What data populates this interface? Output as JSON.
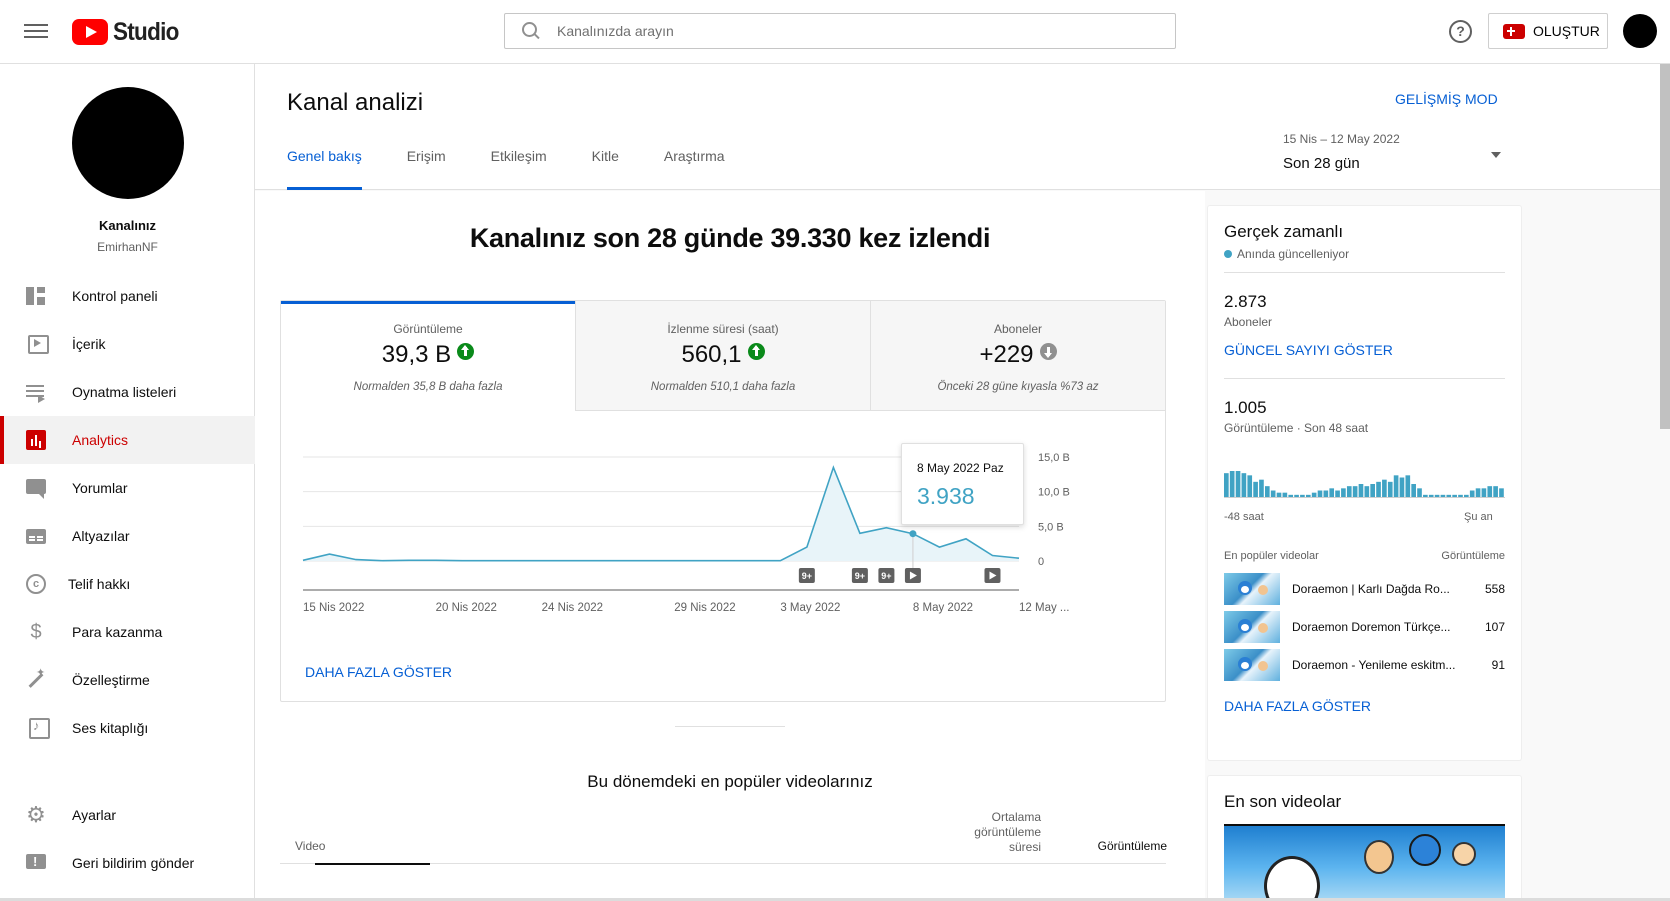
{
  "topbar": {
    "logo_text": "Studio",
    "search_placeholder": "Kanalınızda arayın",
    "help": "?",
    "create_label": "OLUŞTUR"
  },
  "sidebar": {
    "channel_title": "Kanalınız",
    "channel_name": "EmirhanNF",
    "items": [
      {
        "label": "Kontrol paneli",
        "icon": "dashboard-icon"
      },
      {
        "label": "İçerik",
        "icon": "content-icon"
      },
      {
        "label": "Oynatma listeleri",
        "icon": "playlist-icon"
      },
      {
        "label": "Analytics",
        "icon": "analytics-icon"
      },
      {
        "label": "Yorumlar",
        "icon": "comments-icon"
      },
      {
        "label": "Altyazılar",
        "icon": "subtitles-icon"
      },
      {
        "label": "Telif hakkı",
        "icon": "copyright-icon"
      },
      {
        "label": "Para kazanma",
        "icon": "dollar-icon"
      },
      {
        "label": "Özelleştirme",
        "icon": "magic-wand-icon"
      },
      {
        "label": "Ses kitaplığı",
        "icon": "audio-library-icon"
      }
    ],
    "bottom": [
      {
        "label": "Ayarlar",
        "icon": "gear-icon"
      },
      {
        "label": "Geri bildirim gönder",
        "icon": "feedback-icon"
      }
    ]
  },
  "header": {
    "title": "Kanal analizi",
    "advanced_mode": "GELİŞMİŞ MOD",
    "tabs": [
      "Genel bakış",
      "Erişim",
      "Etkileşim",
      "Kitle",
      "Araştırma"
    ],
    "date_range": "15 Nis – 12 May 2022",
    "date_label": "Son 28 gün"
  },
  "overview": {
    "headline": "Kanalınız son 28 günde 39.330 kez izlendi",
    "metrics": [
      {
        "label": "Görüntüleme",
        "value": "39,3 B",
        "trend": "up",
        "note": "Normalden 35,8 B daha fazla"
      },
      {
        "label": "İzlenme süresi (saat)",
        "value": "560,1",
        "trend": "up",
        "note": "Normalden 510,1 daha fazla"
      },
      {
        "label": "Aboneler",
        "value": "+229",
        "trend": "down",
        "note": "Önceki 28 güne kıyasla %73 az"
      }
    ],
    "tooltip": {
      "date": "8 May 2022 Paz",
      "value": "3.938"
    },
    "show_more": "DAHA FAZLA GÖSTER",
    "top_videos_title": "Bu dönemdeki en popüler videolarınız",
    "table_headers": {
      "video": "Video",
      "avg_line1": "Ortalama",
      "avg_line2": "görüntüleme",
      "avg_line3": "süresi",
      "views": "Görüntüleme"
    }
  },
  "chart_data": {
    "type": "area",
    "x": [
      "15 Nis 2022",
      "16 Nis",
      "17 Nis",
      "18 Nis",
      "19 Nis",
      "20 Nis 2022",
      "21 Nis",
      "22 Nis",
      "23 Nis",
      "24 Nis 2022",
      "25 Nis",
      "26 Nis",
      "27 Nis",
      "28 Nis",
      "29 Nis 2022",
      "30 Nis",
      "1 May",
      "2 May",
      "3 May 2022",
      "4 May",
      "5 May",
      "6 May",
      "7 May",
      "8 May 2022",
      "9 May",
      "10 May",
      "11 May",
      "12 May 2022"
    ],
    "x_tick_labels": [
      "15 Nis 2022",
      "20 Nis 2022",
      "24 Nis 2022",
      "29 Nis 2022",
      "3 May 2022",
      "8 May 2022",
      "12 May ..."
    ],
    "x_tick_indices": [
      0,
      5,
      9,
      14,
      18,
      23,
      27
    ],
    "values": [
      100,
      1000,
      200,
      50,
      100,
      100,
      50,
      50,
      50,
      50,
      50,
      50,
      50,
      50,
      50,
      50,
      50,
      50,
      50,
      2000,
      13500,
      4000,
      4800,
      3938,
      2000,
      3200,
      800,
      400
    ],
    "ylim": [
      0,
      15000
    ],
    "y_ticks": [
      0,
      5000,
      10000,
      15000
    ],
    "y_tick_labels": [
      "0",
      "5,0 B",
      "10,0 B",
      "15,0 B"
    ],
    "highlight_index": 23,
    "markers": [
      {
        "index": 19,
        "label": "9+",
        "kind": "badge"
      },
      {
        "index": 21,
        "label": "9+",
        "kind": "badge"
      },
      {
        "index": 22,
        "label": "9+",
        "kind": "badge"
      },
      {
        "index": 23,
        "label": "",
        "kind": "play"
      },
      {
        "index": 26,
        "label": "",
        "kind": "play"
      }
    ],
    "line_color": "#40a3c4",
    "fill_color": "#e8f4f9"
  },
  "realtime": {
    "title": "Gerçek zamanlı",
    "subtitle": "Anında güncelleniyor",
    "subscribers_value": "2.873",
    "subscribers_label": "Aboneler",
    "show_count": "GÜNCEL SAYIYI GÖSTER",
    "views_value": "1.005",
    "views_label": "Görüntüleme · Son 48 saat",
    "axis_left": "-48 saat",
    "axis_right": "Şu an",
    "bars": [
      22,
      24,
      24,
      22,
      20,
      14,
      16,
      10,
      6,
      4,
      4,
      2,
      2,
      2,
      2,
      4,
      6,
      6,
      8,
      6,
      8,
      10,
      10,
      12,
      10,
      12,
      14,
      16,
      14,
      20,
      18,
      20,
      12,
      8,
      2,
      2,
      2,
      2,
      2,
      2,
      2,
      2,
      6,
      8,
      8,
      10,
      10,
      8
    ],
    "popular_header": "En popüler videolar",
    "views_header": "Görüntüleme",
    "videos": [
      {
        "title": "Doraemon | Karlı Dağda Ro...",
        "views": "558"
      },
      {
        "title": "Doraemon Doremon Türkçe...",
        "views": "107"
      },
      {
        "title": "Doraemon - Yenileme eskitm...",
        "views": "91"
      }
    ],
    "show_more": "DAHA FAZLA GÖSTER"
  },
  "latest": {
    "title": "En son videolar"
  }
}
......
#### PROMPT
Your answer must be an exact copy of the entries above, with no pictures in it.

#### YOUR SOLUTION
What data populates this interface? Output as JSON.
{
  "topbar": {
    "logo_text": "Studio",
    "search_placeholder": "Kanalınızda arayın",
    "help": "?",
    "create_label": "OLUŞTUR"
  },
  "sidebar": {
    "channel_title": "Kanalınız",
    "channel_name": "EmirhanNF",
    "items": [
      {
        "label": "Kontrol paneli",
        "icon": "dashboard-icon"
      },
      {
        "label": "İçerik",
        "icon": "content-icon"
      },
      {
        "label": "Oynatma listeleri",
        "icon": "playlist-icon"
      },
      {
        "label": "Analytics",
        "icon": "analytics-icon"
      },
      {
        "label": "Yorumlar",
        "icon": "comments-icon"
      },
      {
        "label": "Altyazılar",
        "icon": "subtitles-icon"
      },
      {
        "label": "Telif hakkı",
        "icon": "copyright-icon"
      },
      {
        "label": "Para kazanma",
        "icon": "dollar-icon"
      },
      {
        "label": "Özelleştirme",
        "icon": "magic-wand-icon"
      },
      {
        "label": "Ses kitaplığı",
        "icon": "audio-library-icon"
      }
    ],
    "bottom": [
      {
        "label": "Ayarlar",
        "icon": "gear-icon"
      },
      {
        "label": "Geri bildirim gönder",
        "icon": "feedback-icon"
      }
    ]
  },
  "header": {
    "title": "Kanal analizi",
    "advanced_mode": "GELİŞMİŞ MOD",
    "tabs": [
      "Genel bakış",
      "Erişim",
      "Etkileşim",
      "Kitle",
      "Araştırma"
    ],
    "date_range": "15 Nis – 12 May 2022",
    "date_label": "Son 28 gün"
  },
  "overview": {
    "headline": "Kanalınız son 28 günde 39.330 kez izlendi",
    "metrics": [
      {
        "label": "Görüntüleme",
        "value": "39,3 B",
        "trend": "up",
        "note": "Normalden 35,8 B daha fazla"
      },
      {
        "label": "İzlenme süresi (saat)",
        "value": "560,1",
        "trend": "up",
        "note": "Normalden 510,1 daha fazla"
      },
      {
        "label": "Aboneler",
        "value": "+229",
        "trend": "down",
        "note": "Önceki 28 güne kıyasla %73 az"
      }
    ],
    "tooltip": {
      "date": "8 May 2022 Paz",
      "value": "3.938"
    },
    "show_more": "DAHA FAZLA GÖSTER",
    "top_videos_title": "Bu dönemdeki en popüler videolarınız",
    "table_headers": {
      "video": "Video",
      "avg_line1": "Ortalama",
      "avg_line2": "görüntüleme",
      "avg_line3": "süresi",
      "views": "Görüntüleme"
    }
  },
  "chart_data": {
    "type": "area",
    "x": [
      "15 Nis 2022",
      "16 Nis",
      "17 Nis",
      "18 Nis",
      "19 Nis",
      "20 Nis 2022",
      "21 Nis",
      "22 Nis",
      "23 Nis",
      "24 Nis 2022",
      "25 Nis",
      "26 Nis",
      "27 Nis",
      "28 Nis",
      "29 Nis 2022",
      "30 Nis",
      "1 May",
      "2 May",
      "3 May 2022",
      "4 May",
      "5 May",
      "6 May",
      "7 May",
      "8 May 2022",
      "9 May",
      "10 May",
      "11 May",
      "12 May 2022"
    ],
    "x_tick_labels": [
      "15 Nis 2022",
      "20 Nis 2022",
      "24 Nis 2022",
      "29 Nis 2022",
      "3 May 2022",
      "8 May 2022",
      "12 May ..."
    ],
    "x_tick_indices": [
      0,
      5,
      9,
      14,
      18,
      23,
      27
    ],
    "values": [
      100,
      1000,
      200,
      50,
      100,
      100,
      50,
      50,
      50,
      50,
      50,
      50,
      50,
      50,
      50,
      50,
      50,
      50,
      50,
      2000,
      13500,
      4000,
      4800,
      3938,
      2000,
      3200,
      800,
      400
    ],
    "ylim": [
      0,
      15000
    ],
    "y_ticks": [
      0,
      5000,
      10000,
      15000
    ],
    "y_tick_labels": [
      "0",
      "5,0 B",
      "10,0 B",
      "15,0 B"
    ],
    "highlight_index": 23,
    "markers": [
      {
        "index": 19,
        "label": "9+",
        "kind": "badge"
      },
      {
        "index": 21,
        "label": "9+",
        "kind": "badge"
      },
      {
        "index": 22,
        "label": "9+",
        "kind": "badge"
      },
      {
        "index": 23,
        "label": "",
        "kind": "play"
      },
      {
        "index": 26,
        "label": "",
        "kind": "play"
      }
    ],
    "line_color": "#40a3c4",
    "fill_color": "#e8f4f9"
  },
  "realtime": {
    "title": "Gerçek zamanlı",
    "subtitle": "Anında güncelleniyor",
    "subscribers_value": "2.873",
    "subscribers_label": "Aboneler",
    "show_count": "GÜNCEL SAYIYI GÖSTER",
    "views_value": "1.005",
    "views_label": "Görüntüleme · Son 48 saat",
    "axis_left": "-48 saat",
    "axis_right": "Şu an",
    "bars": [
      22,
      24,
      24,
      22,
      20,
      14,
      16,
      10,
      6,
      4,
      4,
      2,
      2,
      2,
      2,
      4,
      6,
      6,
      8,
      6,
      8,
      10,
      10,
      12,
      10,
      12,
      14,
      16,
      14,
      20,
      18,
      20,
      12,
      8,
      2,
      2,
      2,
      2,
      2,
      2,
      2,
      2,
      6,
      8,
      8,
      10,
      10,
      8
    ],
    "popular_header": "En popüler videolar",
    "views_header": "Görüntüleme",
    "videos": [
      {
        "title": "Doraemon | Karlı Dağda Ro...",
        "views": "558"
      },
      {
        "title": "Doraemon Doremon Türkçe...",
        "views": "107"
      },
      {
        "title": "Doraemon - Yenileme eskitm...",
        "views": "91"
      }
    ],
    "show_more": "DAHA FAZLA GÖSTER"
  },
  "latest": {
    "title": "En son videolar"
  }
}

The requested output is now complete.